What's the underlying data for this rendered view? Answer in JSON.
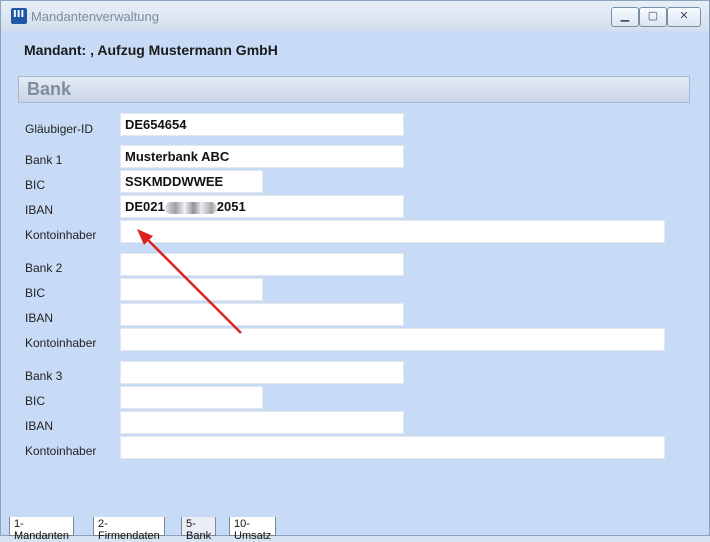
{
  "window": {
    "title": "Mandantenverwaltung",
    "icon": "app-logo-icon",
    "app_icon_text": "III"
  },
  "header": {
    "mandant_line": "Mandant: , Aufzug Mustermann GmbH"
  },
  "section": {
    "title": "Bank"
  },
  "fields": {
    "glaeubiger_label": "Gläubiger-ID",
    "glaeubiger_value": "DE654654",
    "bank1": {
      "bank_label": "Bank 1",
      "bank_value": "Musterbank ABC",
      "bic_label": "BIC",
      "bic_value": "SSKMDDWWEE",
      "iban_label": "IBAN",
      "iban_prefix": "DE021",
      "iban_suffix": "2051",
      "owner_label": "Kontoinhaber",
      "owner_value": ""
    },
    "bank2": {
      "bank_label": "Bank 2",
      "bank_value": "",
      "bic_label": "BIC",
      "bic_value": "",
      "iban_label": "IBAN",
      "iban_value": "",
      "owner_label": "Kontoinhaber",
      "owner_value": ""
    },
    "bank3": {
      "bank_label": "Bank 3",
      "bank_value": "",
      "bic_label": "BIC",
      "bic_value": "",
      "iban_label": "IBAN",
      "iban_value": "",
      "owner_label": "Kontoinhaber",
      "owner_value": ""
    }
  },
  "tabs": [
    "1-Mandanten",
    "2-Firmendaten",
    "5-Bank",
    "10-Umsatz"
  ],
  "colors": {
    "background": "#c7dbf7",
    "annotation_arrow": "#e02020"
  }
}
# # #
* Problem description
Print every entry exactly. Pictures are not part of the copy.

* Your solution
What's the underlying data for this rendered view? Answer in JSON.
{
  "window": {
    "title": "Mandantenverwaltung",
    "icon": "app-logo-icon",
    "app_icon_text": "III"
  },
  "header": {
    "mandant_line": "Mandant: , Aufzug Mustermann GmbH"
  },
  "section": {
    "title": "Bank"
  },
  "fields": {
    "glaeubiger_label": "Gläubiger-ID",
    "glaeubiger_value": "DE654654",
    "bank1": {
      "bank_label": "Bank 1",
      "bank_value": "Musterbank ABC",
      "bic_label": "BIC",
      "bic_value": "SSKMDDWWEE",
      "iban_label": "IBAN",
      "iban_prefix": "DE021",
      "iban_suffix": "2051",
      "owner_label": "Kontoinhaber",
      "owner_value": ""
    },
    "bank2": {
      "bank_label": "Bank 2",
      "bank_value": "",
      "bic_label": "BIC",
      "bic_value": "",
      "iban_label": "IBAN",
      "iban_value": "",
      "owner_label": "Kontoinhaber",
      "owner_value": ""
    },
    "bank3": {
      "bank_label": "Bank 3",
      "bank_value": "",
      "bic_label": "BIC",
      "bic_value": "",
      "iban_label": "IBAN",
      "iban_value": "",
      "owner_label": "Kontoinhaber",
      "owner_value": ""
    }
  },
  "tabs": [
    "1-Mandanten",
    "2-Firmendaten",
    "5-Bank",
    "10-Umsatz"
  ],
  "colors": {
    "background": "#c7dbf7",
    "annotation_arrow": "#e02020"
  }
}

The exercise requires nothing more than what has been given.